One distinction between city managers and city administrators is that city managers often negotiate contracts on behalf of the city, and in some cases, they may also be responsible for attracting new business to the city. 

Roles and Responsibilities

The roles and responsibilities of city managers are similar to city administrators with a few key distinctions. Instead of focusing on administration and policy creation, city managers usually dedicate their efforts to implementing these policies. While they will still assist with policy creation, their main focus is on supervising implementation efforts in order to ensure compliance.

While city managers have a broad range of responsibilities depending on their city’s size and needs, their responsibilities may include. 

  • Developing and maintaining the city’s budget.
  • Advising council members on various issues.
  • Appointment department heads and overseeing personnel. 
  • Coordinating city development projects.
  • Ensuring city utilities and services run smoothly and efficiently. 

Like with the role of city administrator, a city manager’s responsibilities and compensation can vary greatly from city to city.

Pay and Notoriety

Once again, the pay for a city manager can vary greatly from one city to the next and will depend on experience, education, job responsibilities, budget, and the city’s size. The average salary for a city manager ranges from $102,000 to $126,000. However, managers of larger cities can make significantly more than this.

When it comes to notoriety, city managers hold a similar standing to city administrators. They are often held in high regard, particularly in larger cities where they have a lot of influence and power. 

eScribe Powers Effective City Council Meetings

The roles of city administrator and city manager are similar, as they share the responsibility of ensuring their cities run efficiently and do not collapse even under difficult circumstances. Ultimately, which title is used generally depends on what a city is looking to get out of the position.   

One of the best ways to ensure efficient city operations is to take advantage of cutting-edge technology that can enhance decision-making and streamline city management processes. eScribe’s government meeting software is designed to improve the efficiency and effectiveness of city council meetings, boosting collaboration between officials and constituents. 

Some of the most valuable features eScribe offers include:
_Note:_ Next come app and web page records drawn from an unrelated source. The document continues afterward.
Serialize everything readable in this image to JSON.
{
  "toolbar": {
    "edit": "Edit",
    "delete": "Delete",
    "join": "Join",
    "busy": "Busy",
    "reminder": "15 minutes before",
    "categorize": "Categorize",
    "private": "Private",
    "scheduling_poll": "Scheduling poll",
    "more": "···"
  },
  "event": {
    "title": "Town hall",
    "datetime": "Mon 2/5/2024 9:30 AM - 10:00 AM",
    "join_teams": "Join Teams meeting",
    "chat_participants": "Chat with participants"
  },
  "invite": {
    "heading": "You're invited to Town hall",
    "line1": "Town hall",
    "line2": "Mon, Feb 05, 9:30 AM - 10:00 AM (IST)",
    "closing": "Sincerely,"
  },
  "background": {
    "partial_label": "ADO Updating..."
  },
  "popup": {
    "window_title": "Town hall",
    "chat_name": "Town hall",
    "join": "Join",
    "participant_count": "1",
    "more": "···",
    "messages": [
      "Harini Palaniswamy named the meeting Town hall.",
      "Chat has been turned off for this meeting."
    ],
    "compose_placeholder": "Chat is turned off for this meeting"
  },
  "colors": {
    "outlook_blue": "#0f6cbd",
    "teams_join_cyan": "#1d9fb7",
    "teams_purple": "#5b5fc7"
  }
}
  • Meeting Manager: This feature streamlines the process of scheduling, organizing, and hosting in-person or virtual city council meetings. It makes it simple to create meeting agendas, set timelines, and send invitations to council meeting participants, optimizing the entire process. 
  • Meeting Minutes: eScribe’s meeting minutes feature makes it simple to take minutes in real time, ensuring that minutes are made available to the public quickly and accurately to enhance transparency. 
  • Reporting and Workflows: Our software’s reporting tools can help city officials analyze council meeting data and identify trends or areas that need improvement. It also allows for easy tracking of action items and workflows, such as writing a motion for a city council meeting, ensuring tasks are completed promptly.     
  • Collaboration Tools: Our collaboration tools enable simple communication and information-sharing, ensuring that everyone has the most up-to-date information and can easily participate in decision-making.  

eScribe’s features and pricing make it a great investment to help cities innovate at an affordable cost. Read the City of Greensboro case study to see the transformative power eScribe has on local government.